On occasion, I’ve joined the ex-pat chorus in commenting on interesting English spelling on Korean signs.  Usually, at the same time, I would offer a disclaimer of sorts for the interesting spelling in this very blog.

Such typos have now been codified: Muphry’s Law

Muphry’s Law is the editorial application of the better-known Murphy’s Law. Muphry’s Law dictates that:

  1. if you write anything criticising editing or proofreading, there will be a fault in what you have written;
  2. if an author thanks you in a book for your editing or proofreading, there will be mistakes in the book;
  3. the stronger the sentiment in (a) and (b), the greater the fault; and
  4. any book devoted to editing or style will be internally inconsistent.
From Canberra Society via Boingboing

Indian gang accused of witchcraft

May 23, 2011

From the Herald:

Gang blinds Indian woman, accused of witchcraft

That’s the right way to read that comma, correct?  I think a semi-colon would strengthen the connection of Gang to “accused of witchcraft”.

Hmm.  Better check carefully: OK, these 40-odd words don’t seem to have any new errors in them.

Ordinary April Fools Day Prank

April 3, 2011

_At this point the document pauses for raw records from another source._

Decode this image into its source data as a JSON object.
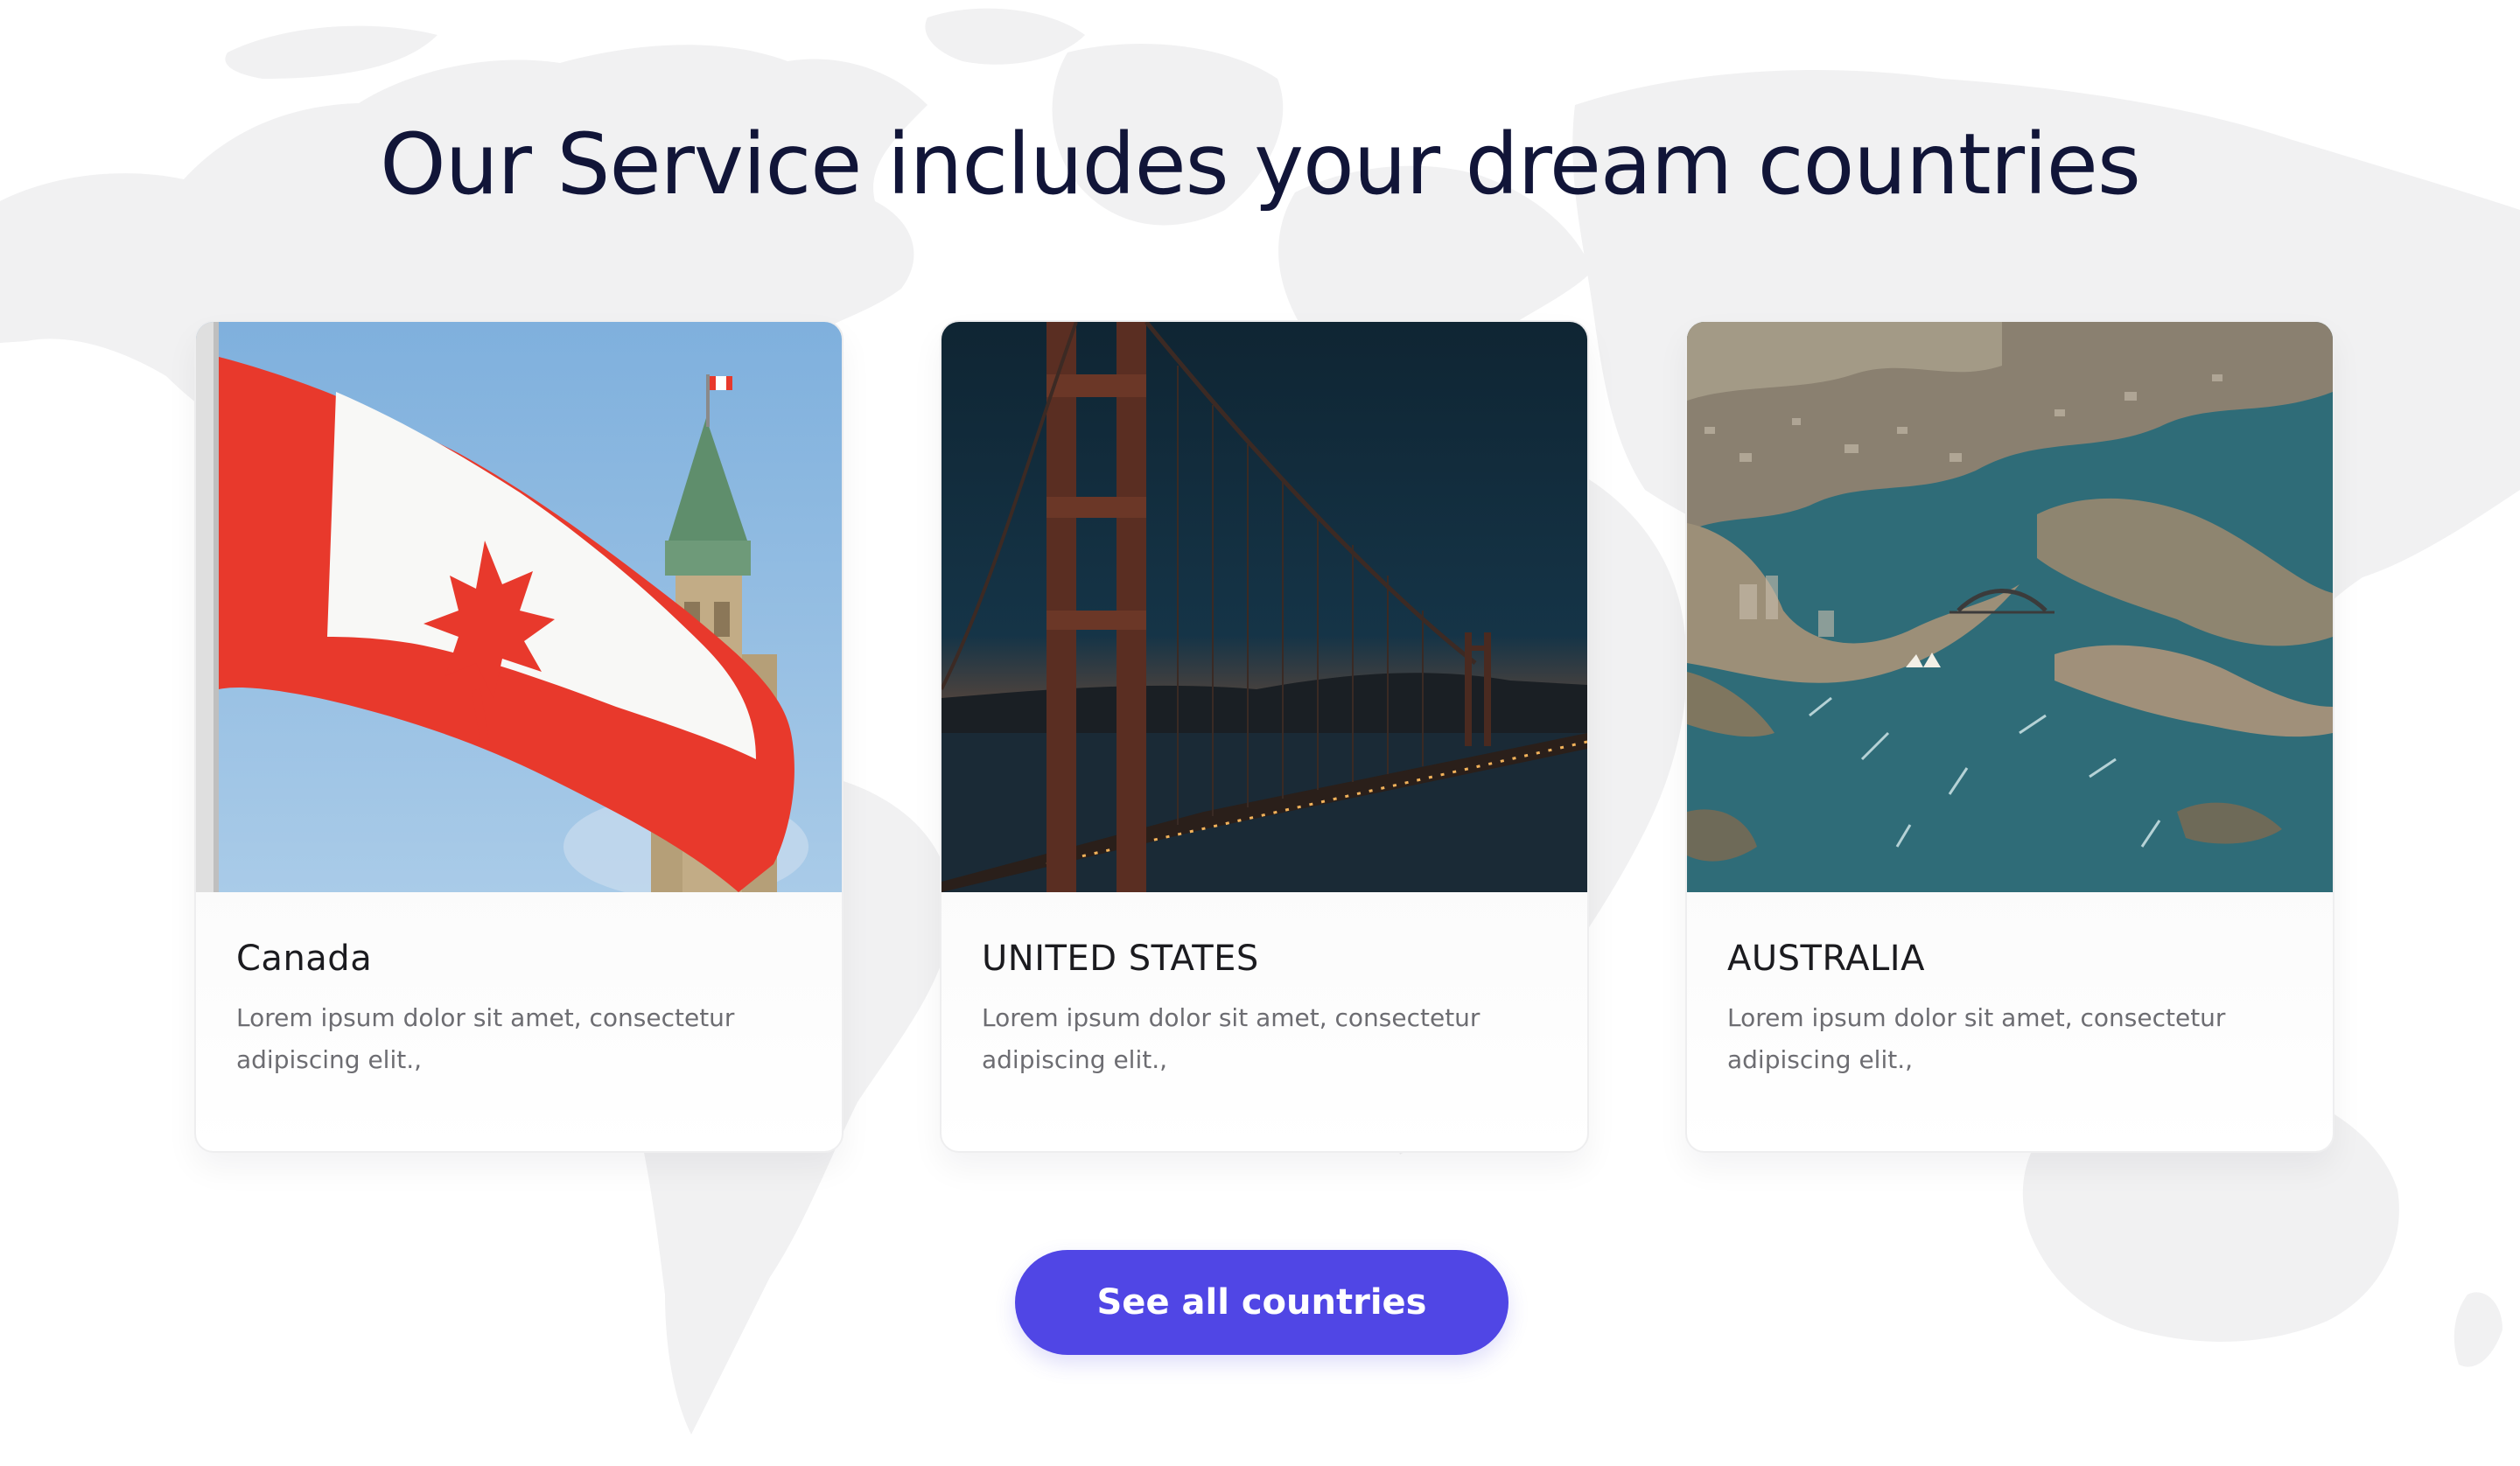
{
  "section": {
    "heading": "Our Service includes your dream countries"
  },
  "countries": [
    {
      "name": "Canada",
      "description": "Lorem ipsum dolor sit amet, consectetur adipiscing elit.,",
      "image": "canada-flag-parliament-photo"
    },
    {
      "name": "UNITED STATES",
      "description": "Lorem ipsum dolor sit amet, consectetur adipiscing elit.,",
      "image": "golden-gate-bridge-night-photo"
    },
    {
      "name": "AUSTRALIA",
      "description": "Lorem ipsum dolor sit amet, consectetur adipiscing elit.,",
      "image": "sydney-harbour-aerial-photo"
    }
  ],
  "cta": {
    "label": "See all countries"
  },
  "colors": {
    "heading": "#111538",
    "button": "#5046e5",
    "button_text": "#ffffff",
    "map": "#f1f1f2"
  },
  "background": "world-map-silhouette"
}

A coworker and friend of mine is a skilled violinist and I recently noticed he sometimes leaves his violin at work.  I also noticed it is about the same size as my son’s toy guitar.  A little before April 1st, I moved the violin to the office manager’s desk and left the toy and a note.


The text reads:


I though you might want to go the electric violin route, like Linzi Sheppard.




P.S. I gave my kids the old wooden violin I found in this case.


My name isn’t ‘Andy’ by the way.  Andy is another great guy I know in Busan who used to work with us.

This was the scariest prank I have pulled, chiefly because the violin was probably very expensive.  i closed that case and zipped it up fully before taking it slowly to the office manager’s desk.  There, I set it carefully on the middle of the desk -but earlier had ensured the desk was clean and dry – and made sure no one would accidentally hit an edge and knock it off.

He saw me later that day and casually said hello.  Working hard to remove any smile, I coldly returned his greeting and walked past.  Sadly, as soon as he spoke to continue the conversation I broke and couldn’t keep a straight face.  And he was all set to blame another co-worker!  I could’ve been free and clear!

Anyway, he laughed as was a good sport as seen by his attempt to play the new ‘violin’.